I approached Gannett Peak from Pinedale. The road to the trailhead is on the right as you enter Pinedale from the south. The Forest Service office (307-367-4326) is at the same intersection. I chose this approach because I could get close to my campsite on horseback, and I wouldn't have to do much elevation gain with a heavy pack.
I booked a guide and horse, a mule to carry my gear, and a horse for me to ride for the trip in. I used Bald Mountain Outfitters (http://meek.sublette.com/Baldmtn, email@example.com, 307-367-6539) and was very happy with them.
On July 30, 1998, Bald Mountain took me fairly close to Lower Titcomb Lake. The ride took about six hours, mostly in the rain. I carried the pack another two hours to get to camp. I arrived at camp in just one day and was fairly fresh. Without the horse, it would have taken two days and I would have been half-dead from carrying the heavy pack. The horse is well worth the price. I camped above Upper Titcomb Lake at about 10,800. The ground accepts tent stakes, so a freestanding tent isn't absolutely necessary.
On July 31, I woke up about 4:15 AM. The sky was full of stars and I could see two headlamps on the way up Dinwoody Pass (also known as Bonney Pass). I left camp at 5:15. The snow was just soft enough for kicking steps, so I only used crampons near the top of Dinwoody Pass. At the pass, I took off the crampons and plunge-stepped down and across Dinwoody Glacier.
The easiest route went around the right of a huge buttress at 11,700 and then west through a few crevasses near the north edge of the Dinwoody Glacier. The crevasses required a bit of careful routefinding, but they weren't a major obstacle. I then climbed an obvious snow-filled couloir, which is visible from Dinwoody Pass. I followed the steps of the climbers I had seen earlier. The couloir is only 37-40 degrees, so we all kicked steps in the snow without using crampons. At the top of the couloir I stashed some of my gear and wandered up easier snow and rock toward the summit. I met the other two climbers on their way down, talked with them for a few minutes, and reached the summit about 9:15. Don Jacobs calls the route I climbed "Route 4: South Ridge."

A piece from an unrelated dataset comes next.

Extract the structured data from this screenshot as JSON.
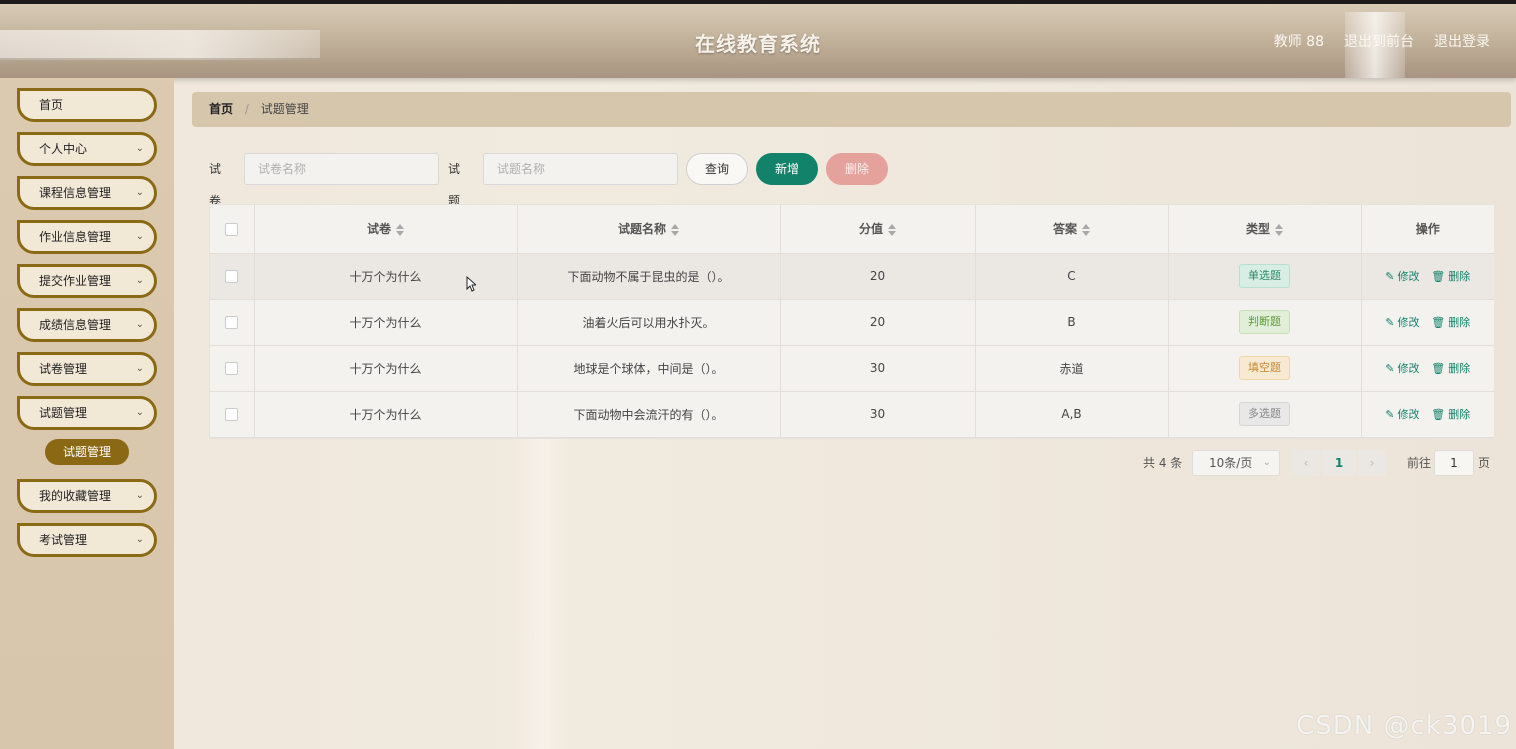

After a short break and a few pictures, I started down. The weather was good, but clouds were rolling in, and I didn't want to be on top of Dinwoody Pass in a lightning storm. I caught up with the other climbers, passing them as we picked our way through the crevasses. The snow was firm enough to support my weight and soft enough for kicking steps. I made good time and was back at camp before noon, just as it started to rain.
I ate, dozed, and sorted gear until the weather improved and my boredom outweighed my fatigue. I decided to pack up and start out. As soon as I started hiking, the weather deteriorated. Within five minutes, the clouds dumped their entire contents on me, I was soaking wet, the ground was covered in hail, and the sun was shining again. I made it to Island Lake with just enough daylight to set up camp and eat dinner before dark. I was totally exhausted.
I spent most of August 1 carrying my pack back to the trailhead, mostly in the rain.
The main requirements for climbing Gannett Peak are good basic mountaineering and backpacking skills, good physical condition, tolerance of thin air, and decent weather. While Gannett is certainly a lot of work, it was much easier than I had expected. I only used crampons for a short distance on Dinwoody Pass, and I never bothered using the ice axe. Despite what Don Jacobs says, I call that a walk-up. Just be careful not to fall in a crevasse.